The White House has just announced that it accepted pledges from a number of high-profile tech companies for the safe development of AI. The Fact Sheet for today’s meeting can be found here. Seven companies — Google, Microsoft, Meta, Amazon, OpenAI, Anthropic and Inflection — convened at the White House today to announce the voluntary agreements. Here are President Biden’s comments after the meeting:
Here are a couple of commentaries we received from our friends in the big data ecosystem:
Commentary by Anita Schjøll Abildgaard, CEO and co-founder of Iris.ai
“With all emerging technology, the establishment of clear legal frameworks is necessary to ensure the technology is used safely and fairly. The requirement of developers to publish the authors of material used in chatbot training is an important measure for making sure that authors are accredited, and the protections against overt surveillance have obvious benefits.
More regulation is coming, and the development of AI models has a role to play. Transparency into how the models work will be crucial in promoting trust and accountability, while making sure regulation is being adhered to. Another key aspect is explainability. AI systems that provide understandable explanations for their decisions will not only enhance transparency but also help to combat the biases in some models and prevent discriminatory practices from taking place.
It is important to recognize that AI governance is a complex and evolving field. The genie is already out of the bottle, and while regulators catch up with this hugely powerful technology, organizations developing AI can help to make sure its potential is harnessed for the benefit of everyone.”
Commentary by Aaron Mendes, CEO of PrivacyHawk
“It’s nice to see big tech pledging to be responsible with AI. This move by the White House primarily helps with misinformation. Now we need more commitments to help protect consumers from the dangers of AI, particularly how their privacy can be violated, and personal data can be used for scams, fraud, and other cybercrimes. Even if they do some work on protecting consumers, it’s still important for individuals to reduce their digital footprint before it’s too late. Once malicious AI models have gobbled up all of our publicly available personal data, it’s too late to take it back.”
Commentary by Dan Schiappa, CPO of Arctic Wolf
“It is positive to see the top leaders in AI working closely to align on standards and ethical commitments at this point in the AI boom. AI development is happening at warp speed, and any amount of delay from regulators could be detrimental from a cybersecurity perspective. With the heavy emphasis on security testing and risk management in these standards, it’s safe to say that there is greenfield opportunity for cybersecurity leaders to follow suit and work hand in hand with AI leaders to accelerate innovation safely and faster than potential threats.
It is important to note that the cybersecurity industry can play an integral role in identifying efforts to circumvent these standards and I hope this will lead to a great partnership between both AI and cybersecurity industries.
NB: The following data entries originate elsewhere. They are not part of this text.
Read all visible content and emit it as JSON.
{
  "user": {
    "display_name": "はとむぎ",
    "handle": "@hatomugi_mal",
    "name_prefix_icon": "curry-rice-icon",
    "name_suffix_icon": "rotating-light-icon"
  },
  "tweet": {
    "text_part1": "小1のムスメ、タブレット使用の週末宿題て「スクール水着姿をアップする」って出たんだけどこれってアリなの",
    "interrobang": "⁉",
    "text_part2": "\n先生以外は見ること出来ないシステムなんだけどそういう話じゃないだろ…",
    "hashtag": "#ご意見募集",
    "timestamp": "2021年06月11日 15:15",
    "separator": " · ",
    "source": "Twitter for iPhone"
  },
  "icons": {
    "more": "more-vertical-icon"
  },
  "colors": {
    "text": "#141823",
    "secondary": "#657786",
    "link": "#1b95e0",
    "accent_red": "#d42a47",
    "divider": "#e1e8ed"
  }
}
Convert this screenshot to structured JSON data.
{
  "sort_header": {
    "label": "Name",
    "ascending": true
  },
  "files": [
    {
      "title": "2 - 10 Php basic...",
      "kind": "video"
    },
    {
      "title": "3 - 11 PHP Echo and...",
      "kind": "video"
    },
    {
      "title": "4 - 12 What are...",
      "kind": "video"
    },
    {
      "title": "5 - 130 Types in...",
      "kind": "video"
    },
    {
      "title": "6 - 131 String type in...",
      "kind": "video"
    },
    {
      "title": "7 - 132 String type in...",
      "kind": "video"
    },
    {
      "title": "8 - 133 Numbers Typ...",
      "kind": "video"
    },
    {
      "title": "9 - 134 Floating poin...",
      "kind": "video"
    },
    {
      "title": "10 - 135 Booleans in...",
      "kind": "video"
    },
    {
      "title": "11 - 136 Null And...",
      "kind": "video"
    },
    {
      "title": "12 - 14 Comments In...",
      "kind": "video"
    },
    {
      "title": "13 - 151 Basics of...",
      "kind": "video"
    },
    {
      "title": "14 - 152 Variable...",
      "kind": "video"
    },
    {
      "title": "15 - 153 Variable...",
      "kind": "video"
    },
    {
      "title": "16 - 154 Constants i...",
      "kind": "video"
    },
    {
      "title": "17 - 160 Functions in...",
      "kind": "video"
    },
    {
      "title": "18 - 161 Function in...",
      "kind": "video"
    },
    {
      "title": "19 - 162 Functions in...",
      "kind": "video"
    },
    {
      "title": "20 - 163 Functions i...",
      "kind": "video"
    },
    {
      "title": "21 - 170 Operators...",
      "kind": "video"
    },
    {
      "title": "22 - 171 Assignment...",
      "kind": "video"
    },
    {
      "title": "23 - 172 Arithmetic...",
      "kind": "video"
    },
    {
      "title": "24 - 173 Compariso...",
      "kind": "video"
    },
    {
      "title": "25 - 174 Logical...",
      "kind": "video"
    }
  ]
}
While we know it’s illegal to conduct cybersecurity attacks, they still continue to happen and affect organizations of all industries and sizes. So, while standards keep well-intentioned organizations in control, it will not prohibit other from using this technology without us. Nevertheless, I believe this is a step in the right direction.”
Sign up for the free insideBIGDATA newsletter.
Join us on Twitter: https://twitter.com/InsideBigData1
Join us on LinkedIn: https://www.linkedin.com/company/insidebigdata/
Join us on Facebook: https://www.facebook.com/insideBIGDATANOW